When my dad comes to Revelstoke for his annual ski trip, he comments how most of the money he spends is anywhere but Revelstoke Mountain Resort. Add up the cost of flights, transportation, a few meals out and accommodation, and lift tickets are only a small part of his overall trip costs. RMR is the reason he’s here, but they only get a fraction of his money.
I say this, because it strikes me that the resort is missing out. There’s all sorts of accommodation development happening around Revelstoke, from the Explorers Society in the McKinnon Block, to the many vacation rentals, to David Evans’ treehouse hotel.
Meanwhile, Northland Properties, which owns RMR, is standing pat. For whatever reason, they don’t see the demand to develop new accommodation on their land. It’s not for lack of ability — according to the province’s Resort Development Branch, they can build another 4,000 bed units at the resort before they need to build new infrastructure.
I asked Graham Rennie, the president of Northland Asset Management, which runs RMR, said there isn’t enough demand to build more hotels at the resort. He may be right. Northland has lots of experience in hotel development, mostly through the Sandman chain, so they’re not exactly amateurs in that field.
At the same time, the longer they hold off development, the more other people will move in. There’s other properties near the base of the resort and in the city core that can be developed, and likely will over time. If RMR doesn’t build, someone else will.
RMR’s advantage is they’re the only ones that can build ski-in, ski-out accommodation. Other resorts like Big White made that their bread & butter, but RMR is missing out on that market to. The void of on-mountain vacation rentals outside the luxury Sutton Place Hotel is being filled in town.

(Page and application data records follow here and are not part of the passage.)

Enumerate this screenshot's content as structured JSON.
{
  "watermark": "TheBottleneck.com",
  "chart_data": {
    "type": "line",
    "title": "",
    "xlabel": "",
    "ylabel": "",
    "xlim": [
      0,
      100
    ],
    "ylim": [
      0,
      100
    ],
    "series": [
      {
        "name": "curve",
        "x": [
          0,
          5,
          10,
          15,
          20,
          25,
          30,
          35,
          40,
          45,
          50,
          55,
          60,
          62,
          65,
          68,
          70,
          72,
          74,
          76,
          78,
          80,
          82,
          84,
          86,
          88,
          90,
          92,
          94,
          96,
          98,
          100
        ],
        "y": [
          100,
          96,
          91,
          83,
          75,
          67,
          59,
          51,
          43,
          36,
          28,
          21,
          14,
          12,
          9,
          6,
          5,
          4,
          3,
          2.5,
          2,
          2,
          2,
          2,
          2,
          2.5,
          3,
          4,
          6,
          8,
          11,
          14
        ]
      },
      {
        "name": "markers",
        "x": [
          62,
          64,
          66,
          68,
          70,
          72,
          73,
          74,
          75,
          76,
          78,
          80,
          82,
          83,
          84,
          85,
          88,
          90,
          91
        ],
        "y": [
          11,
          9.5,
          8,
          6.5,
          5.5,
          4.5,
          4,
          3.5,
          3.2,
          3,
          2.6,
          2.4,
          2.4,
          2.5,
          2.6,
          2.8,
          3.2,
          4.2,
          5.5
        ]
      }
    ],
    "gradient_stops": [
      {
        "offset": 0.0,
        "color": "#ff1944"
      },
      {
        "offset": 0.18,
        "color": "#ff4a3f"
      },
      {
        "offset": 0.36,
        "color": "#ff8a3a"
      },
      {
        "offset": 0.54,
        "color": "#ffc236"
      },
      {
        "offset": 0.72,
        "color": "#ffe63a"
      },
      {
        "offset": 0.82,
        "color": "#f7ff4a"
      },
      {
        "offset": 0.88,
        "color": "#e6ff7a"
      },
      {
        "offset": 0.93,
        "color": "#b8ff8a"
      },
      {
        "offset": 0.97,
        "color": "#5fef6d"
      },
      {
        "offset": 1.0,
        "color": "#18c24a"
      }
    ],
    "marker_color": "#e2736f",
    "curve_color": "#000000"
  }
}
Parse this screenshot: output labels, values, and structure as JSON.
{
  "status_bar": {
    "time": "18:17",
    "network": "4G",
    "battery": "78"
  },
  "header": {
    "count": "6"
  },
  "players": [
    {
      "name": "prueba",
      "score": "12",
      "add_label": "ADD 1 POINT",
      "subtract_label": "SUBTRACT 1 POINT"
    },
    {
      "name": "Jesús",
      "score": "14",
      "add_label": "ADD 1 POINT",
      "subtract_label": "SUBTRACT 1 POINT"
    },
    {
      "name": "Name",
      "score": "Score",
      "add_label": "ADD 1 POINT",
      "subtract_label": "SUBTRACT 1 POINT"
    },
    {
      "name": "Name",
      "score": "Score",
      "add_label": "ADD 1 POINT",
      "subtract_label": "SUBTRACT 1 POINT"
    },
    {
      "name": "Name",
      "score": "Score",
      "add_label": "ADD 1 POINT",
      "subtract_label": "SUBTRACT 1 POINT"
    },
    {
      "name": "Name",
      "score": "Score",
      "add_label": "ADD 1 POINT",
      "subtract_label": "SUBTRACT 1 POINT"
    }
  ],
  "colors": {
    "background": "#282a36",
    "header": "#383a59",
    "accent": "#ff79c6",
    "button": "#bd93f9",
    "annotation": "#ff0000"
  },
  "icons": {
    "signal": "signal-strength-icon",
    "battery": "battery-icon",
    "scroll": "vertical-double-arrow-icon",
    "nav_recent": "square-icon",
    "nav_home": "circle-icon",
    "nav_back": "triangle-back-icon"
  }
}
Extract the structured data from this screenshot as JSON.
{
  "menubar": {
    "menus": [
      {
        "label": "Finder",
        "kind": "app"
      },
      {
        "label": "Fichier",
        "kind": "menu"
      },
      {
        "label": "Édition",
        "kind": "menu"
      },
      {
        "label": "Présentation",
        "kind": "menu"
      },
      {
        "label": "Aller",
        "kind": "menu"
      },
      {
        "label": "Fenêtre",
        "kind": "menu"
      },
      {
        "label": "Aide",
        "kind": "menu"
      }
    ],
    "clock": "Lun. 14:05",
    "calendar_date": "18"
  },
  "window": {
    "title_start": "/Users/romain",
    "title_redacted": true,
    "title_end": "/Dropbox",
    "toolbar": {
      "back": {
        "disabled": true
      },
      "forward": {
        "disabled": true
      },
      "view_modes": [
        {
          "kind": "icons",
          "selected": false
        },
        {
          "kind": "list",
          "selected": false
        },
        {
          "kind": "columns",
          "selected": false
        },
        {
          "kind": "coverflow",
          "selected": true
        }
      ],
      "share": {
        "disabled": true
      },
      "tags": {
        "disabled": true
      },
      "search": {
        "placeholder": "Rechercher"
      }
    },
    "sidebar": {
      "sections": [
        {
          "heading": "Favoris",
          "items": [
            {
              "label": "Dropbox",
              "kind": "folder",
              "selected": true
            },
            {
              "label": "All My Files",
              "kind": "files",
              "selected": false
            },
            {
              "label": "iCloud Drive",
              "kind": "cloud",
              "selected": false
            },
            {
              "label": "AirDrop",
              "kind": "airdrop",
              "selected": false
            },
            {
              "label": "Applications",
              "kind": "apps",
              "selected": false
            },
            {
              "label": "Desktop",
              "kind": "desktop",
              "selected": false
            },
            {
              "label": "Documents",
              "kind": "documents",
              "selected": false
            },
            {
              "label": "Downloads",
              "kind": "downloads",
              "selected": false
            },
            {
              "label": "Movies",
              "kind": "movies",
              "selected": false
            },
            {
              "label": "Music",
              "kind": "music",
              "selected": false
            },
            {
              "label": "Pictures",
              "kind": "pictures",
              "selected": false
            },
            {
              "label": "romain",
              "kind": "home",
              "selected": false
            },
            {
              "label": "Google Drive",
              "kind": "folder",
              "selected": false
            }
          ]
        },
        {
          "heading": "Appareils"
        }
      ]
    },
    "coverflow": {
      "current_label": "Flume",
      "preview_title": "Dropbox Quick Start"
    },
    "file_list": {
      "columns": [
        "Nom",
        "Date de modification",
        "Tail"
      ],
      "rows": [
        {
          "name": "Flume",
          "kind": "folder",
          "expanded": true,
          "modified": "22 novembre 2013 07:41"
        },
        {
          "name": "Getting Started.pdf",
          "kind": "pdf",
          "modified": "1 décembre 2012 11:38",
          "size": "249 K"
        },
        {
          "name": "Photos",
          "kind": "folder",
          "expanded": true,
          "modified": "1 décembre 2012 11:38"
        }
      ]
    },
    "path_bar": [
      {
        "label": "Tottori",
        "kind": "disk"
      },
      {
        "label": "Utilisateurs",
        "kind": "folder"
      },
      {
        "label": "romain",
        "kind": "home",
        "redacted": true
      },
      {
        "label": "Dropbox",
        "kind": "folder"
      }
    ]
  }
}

Northland deserves credit for keeping the lifts spinning when the original developers bailed. It strikes me that by not maximizing their assets at the resort, they’re letting other developers come in and soak up the market.